By Claire Price
Professor Clara Delamater has taught at AUP for 19 years. Image credit: Claire Price
Young artists at AUP grow under Professor Clara Delamater's guidance.

On the fifth floor of Combes, creativity flows freely. Meet Clara Delamater, a loyal AUP art teacher of 19 years and a lifelong artist. Clara’s life outside of AUP is immersed in the world of professional art. She is an accomplished sculptress, drawer, and dancer. Clara was born in Neuilly-sur-Seine and raised in Paris, speaking both French and English. She first got involved with art at the Conservatoire Boulogne-Billancourt, where she studied dance. From then on, her artistic journey took her to Julian Academy for graphic arts, Montparnasse School of Art, and the famous Beaux-Arts, before embarking on a seven-year apprenticeship with one of the last French masters of stone carving, Jacques Gestalder. 


Professor Delamater next to a sculpture at the Musée Rodin.
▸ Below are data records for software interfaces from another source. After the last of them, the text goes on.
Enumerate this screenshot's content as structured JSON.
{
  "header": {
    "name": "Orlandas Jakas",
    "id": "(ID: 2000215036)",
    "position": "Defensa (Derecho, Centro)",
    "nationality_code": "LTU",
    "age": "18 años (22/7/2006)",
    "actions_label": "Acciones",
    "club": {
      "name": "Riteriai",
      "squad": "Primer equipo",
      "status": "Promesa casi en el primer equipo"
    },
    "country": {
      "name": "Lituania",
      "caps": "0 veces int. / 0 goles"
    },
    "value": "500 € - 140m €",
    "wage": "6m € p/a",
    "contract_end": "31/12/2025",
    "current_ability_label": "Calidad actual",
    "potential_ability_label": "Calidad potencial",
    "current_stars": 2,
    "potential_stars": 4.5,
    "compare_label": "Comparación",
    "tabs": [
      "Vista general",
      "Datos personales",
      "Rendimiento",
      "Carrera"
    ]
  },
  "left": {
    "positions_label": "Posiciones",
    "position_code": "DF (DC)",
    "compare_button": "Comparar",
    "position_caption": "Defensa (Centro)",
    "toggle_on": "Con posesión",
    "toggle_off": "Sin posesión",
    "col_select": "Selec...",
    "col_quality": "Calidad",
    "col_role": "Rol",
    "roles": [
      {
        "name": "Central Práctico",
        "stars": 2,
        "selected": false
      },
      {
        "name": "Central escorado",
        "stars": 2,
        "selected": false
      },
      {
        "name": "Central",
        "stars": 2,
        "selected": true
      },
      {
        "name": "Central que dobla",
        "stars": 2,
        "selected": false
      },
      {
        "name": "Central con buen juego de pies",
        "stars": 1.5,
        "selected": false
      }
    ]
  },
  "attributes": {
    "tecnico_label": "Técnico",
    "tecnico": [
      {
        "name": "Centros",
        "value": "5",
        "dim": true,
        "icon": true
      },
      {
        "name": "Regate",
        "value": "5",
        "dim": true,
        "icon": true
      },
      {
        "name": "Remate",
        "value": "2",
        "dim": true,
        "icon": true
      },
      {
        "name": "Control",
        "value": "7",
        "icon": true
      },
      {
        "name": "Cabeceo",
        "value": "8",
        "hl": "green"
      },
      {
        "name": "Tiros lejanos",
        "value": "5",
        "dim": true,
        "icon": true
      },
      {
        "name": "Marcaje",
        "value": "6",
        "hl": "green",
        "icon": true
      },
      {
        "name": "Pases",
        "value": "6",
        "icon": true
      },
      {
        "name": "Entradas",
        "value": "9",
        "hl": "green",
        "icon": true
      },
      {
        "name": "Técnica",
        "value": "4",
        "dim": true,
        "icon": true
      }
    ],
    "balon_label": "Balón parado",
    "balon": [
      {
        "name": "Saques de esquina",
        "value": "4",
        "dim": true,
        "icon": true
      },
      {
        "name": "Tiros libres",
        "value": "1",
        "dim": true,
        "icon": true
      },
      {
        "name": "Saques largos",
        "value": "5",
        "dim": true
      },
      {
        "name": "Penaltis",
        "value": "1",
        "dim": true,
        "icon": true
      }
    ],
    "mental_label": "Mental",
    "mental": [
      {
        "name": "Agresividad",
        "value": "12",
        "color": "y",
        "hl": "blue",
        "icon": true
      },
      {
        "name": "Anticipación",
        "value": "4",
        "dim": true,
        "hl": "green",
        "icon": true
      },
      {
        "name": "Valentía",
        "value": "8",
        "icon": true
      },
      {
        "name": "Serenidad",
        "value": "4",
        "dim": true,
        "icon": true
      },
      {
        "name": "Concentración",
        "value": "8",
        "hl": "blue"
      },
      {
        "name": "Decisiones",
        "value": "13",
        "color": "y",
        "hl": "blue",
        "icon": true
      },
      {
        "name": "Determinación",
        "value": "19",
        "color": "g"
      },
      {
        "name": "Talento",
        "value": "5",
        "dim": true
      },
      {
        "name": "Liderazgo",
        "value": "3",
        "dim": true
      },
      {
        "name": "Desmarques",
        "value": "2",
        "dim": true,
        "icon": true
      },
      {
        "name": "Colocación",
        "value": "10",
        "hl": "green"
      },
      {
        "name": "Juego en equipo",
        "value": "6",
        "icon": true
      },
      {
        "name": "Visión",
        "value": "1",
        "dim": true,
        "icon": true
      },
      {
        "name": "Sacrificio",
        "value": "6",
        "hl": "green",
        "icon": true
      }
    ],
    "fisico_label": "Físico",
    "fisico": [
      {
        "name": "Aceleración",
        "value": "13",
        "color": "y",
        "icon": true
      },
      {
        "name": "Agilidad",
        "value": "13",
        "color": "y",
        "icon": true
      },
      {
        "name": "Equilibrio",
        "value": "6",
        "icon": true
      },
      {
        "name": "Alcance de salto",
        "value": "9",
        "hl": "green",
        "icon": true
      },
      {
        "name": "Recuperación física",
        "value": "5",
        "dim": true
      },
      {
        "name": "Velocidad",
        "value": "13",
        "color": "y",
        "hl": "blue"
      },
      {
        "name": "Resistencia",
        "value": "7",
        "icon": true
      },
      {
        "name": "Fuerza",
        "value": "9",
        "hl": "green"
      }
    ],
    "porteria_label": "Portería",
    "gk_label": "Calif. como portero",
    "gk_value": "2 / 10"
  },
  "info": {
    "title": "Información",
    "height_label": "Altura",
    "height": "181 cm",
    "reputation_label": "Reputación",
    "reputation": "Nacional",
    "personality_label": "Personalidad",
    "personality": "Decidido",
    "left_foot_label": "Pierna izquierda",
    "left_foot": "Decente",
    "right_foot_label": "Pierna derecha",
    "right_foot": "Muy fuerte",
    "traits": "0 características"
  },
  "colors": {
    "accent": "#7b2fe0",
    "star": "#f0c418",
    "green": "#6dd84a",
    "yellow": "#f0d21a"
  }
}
Image credit: Claire Price 
Clara first discovered sculpture when she witnessed a sculptor working on her daily route to and from school. “Every time I passed by, it would intrigue me. I used to hide and watch him work. It was like a mystery of how he could go about expressing the human body in stone, with just his knowledge. I think that point in my life did something to me.” Amazingly, she ran into the same artist some years later while she was showcasing her work alongside his at the Grand Palais. Professor Delamater has had the privilege of showing her work in many different places and has received multiple awards, such as the first prize for young sculptors in 1980, presented by the Nationale des Beaux-Arts at the Grand Palais, and the sculpture prize at the Orangerie du Luxembourg in 1984. 
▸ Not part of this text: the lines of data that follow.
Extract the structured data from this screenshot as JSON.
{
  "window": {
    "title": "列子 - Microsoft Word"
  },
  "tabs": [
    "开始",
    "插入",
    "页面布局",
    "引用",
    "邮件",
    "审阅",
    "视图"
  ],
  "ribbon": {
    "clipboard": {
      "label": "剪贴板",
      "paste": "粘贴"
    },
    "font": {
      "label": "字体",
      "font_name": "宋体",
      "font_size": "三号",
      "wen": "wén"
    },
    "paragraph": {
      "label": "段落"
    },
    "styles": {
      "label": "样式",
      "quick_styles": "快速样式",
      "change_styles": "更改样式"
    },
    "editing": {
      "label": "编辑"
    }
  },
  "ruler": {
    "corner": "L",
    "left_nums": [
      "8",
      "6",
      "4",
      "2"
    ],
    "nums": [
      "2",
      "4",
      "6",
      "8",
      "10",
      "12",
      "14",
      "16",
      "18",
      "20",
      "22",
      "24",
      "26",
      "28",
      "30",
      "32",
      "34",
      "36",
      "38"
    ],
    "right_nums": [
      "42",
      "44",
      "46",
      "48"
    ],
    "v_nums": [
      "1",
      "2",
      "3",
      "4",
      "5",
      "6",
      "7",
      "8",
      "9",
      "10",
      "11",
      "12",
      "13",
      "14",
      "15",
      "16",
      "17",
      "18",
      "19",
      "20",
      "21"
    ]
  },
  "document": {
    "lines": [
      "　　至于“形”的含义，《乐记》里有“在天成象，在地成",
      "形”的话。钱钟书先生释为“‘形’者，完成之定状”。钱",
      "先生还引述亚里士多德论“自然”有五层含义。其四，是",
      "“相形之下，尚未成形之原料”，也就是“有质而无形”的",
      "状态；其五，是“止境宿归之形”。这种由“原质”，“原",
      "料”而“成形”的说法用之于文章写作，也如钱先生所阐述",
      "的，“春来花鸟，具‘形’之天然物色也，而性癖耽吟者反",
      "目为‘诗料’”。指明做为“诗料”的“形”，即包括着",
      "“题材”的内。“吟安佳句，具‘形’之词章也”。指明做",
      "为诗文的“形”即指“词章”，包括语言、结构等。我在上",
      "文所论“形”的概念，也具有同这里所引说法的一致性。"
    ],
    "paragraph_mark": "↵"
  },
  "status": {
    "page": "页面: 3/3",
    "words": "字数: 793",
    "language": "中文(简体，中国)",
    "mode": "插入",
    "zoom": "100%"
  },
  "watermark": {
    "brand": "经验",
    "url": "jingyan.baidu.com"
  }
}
A sculpture by Clara Delamater. Image Credit: The American University of Paris 

One of Delamater's favorite subjects is three-dimensional portraiture. Professor Delamater had the rare opportunity to create a bust of former French president François Mitterand, who sat for her at the Elysée Palace for three hours at a time, twelve times. “He went through very bad times during his power, especially during some attacks. It was interesting to be there two or three weeks after an attack happened. His face totally changed. He was extremely worried, of course. All of that goes into the portrait. When you have very strong ideas going through your head, the face physically changes.”

Mitterand is not the only political figure that she has sculpted. In 1995, she sculpted the bust of General de Gaulle, which is currently shown in a park in Issy-Les-Moulineaux. Her work can also be seen gracing various city halls as well as a few homes, parks, and offices. For example, the Prince of Saudi Arabia is lucky enough to have an onyx bas-relief in his Paris home sculpted by Professor Delamater. 


Professor Delamater sculpting President Francois Mitterand in 1987. Image credit: Clara Delamater

Not only is Professor Delamater an accomplished sculptress, but also, of course, a seasoned professor. She first started teaching in 1978 at L’École Des Techniques teaching sculpture. Her teaching career then continued at the prestigious Parsons School of Design in Paris, then, of course, onto The American University of Paris. “What I really enjoy is when I see that the student has enough technique to explore their imagination. And to be freer in a way. That's when I really appreciate that the keys that I've been giving were something that can be used to explore their own world. Their own personality, their own sensitivity, and they sort of let go in a way (of the technique) to be freer.” This passion for sharing her knowledge is evident to her students. One student, Dohaan Kohli, stated, “She is a good teacher. She doesn’t force you to do anything, but instead guides you towards a better end result, and still allows imagination.” 

After 19 successful years at The American University of Paris, Delamater stated fondly, "I love the atmosphere, I love my students, I love teaching, I love transmitting my knowledge." The university will likely see many young artists grow with Professor Delamater in the years to come.